ASSIGNMENT —
For the data below, the lines that hold "void" should be counted; only the resulting number is expected.

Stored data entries
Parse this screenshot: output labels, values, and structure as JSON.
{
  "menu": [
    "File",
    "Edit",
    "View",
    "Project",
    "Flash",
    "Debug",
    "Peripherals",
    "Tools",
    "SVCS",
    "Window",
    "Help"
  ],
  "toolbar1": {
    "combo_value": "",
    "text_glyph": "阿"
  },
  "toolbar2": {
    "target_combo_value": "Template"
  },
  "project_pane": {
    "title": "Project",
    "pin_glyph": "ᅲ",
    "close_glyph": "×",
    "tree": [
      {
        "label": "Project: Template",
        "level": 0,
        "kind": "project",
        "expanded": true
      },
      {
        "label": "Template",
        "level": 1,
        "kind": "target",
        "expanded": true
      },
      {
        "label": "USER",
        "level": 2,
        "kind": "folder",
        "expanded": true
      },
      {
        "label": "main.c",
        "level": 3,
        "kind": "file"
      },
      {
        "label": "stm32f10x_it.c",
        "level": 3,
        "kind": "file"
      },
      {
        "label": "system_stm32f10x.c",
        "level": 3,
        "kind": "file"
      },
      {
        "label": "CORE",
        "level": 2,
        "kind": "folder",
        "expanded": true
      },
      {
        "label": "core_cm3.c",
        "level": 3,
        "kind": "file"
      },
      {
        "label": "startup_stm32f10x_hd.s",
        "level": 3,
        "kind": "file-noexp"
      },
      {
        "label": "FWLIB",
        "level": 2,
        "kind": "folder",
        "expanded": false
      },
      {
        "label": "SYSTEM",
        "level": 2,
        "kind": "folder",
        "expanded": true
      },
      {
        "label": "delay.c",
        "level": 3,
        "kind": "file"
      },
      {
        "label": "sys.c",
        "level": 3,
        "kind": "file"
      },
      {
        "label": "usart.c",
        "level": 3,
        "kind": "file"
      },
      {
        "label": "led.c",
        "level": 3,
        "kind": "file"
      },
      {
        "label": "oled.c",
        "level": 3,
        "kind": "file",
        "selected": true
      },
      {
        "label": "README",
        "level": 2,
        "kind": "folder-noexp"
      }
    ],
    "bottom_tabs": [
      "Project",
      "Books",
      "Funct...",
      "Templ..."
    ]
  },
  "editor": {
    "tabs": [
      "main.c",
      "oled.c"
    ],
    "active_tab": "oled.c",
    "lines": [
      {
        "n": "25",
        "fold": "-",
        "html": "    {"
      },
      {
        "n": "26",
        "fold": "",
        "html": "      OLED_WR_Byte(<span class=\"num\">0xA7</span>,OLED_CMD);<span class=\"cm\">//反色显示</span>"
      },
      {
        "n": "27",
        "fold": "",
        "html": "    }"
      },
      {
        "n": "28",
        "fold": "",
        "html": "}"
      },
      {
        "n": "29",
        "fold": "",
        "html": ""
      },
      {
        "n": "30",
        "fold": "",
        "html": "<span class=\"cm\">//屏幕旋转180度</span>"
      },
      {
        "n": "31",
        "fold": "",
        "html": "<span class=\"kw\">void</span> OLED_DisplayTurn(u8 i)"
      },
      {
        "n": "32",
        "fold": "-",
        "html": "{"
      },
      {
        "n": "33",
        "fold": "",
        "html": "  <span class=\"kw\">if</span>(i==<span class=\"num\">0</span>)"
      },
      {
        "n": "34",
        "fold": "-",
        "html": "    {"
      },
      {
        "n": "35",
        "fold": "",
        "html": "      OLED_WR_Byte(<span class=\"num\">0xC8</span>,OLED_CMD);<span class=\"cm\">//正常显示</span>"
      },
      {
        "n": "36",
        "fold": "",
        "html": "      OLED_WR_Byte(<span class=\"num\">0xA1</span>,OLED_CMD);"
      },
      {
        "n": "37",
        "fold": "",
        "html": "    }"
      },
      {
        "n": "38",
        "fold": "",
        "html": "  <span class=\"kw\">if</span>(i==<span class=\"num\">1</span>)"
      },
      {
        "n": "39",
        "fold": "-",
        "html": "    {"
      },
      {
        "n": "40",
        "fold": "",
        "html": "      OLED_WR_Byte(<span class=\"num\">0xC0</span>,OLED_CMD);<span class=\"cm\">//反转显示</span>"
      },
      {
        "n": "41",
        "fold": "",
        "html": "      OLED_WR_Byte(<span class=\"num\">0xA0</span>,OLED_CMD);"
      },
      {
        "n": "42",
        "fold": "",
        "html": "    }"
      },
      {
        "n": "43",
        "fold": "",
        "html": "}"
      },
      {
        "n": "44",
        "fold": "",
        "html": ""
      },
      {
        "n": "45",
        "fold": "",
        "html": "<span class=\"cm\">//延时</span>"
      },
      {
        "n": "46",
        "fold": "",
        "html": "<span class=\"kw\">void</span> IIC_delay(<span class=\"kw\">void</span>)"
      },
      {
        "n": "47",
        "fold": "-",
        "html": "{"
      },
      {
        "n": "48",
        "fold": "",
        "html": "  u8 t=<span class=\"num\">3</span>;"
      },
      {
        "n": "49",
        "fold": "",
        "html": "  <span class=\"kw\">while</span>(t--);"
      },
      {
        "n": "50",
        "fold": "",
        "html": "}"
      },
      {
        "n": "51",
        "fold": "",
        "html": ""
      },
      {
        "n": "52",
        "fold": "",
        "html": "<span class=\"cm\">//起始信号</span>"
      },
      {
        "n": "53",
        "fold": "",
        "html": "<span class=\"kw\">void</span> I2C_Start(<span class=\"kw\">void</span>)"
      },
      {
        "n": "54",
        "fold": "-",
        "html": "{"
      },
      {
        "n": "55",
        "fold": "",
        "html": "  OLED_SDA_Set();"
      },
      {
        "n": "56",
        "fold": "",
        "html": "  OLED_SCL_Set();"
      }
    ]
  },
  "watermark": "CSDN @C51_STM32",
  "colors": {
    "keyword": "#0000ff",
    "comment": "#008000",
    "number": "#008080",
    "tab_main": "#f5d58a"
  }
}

SOLUTION TO THE EXERCISE —
3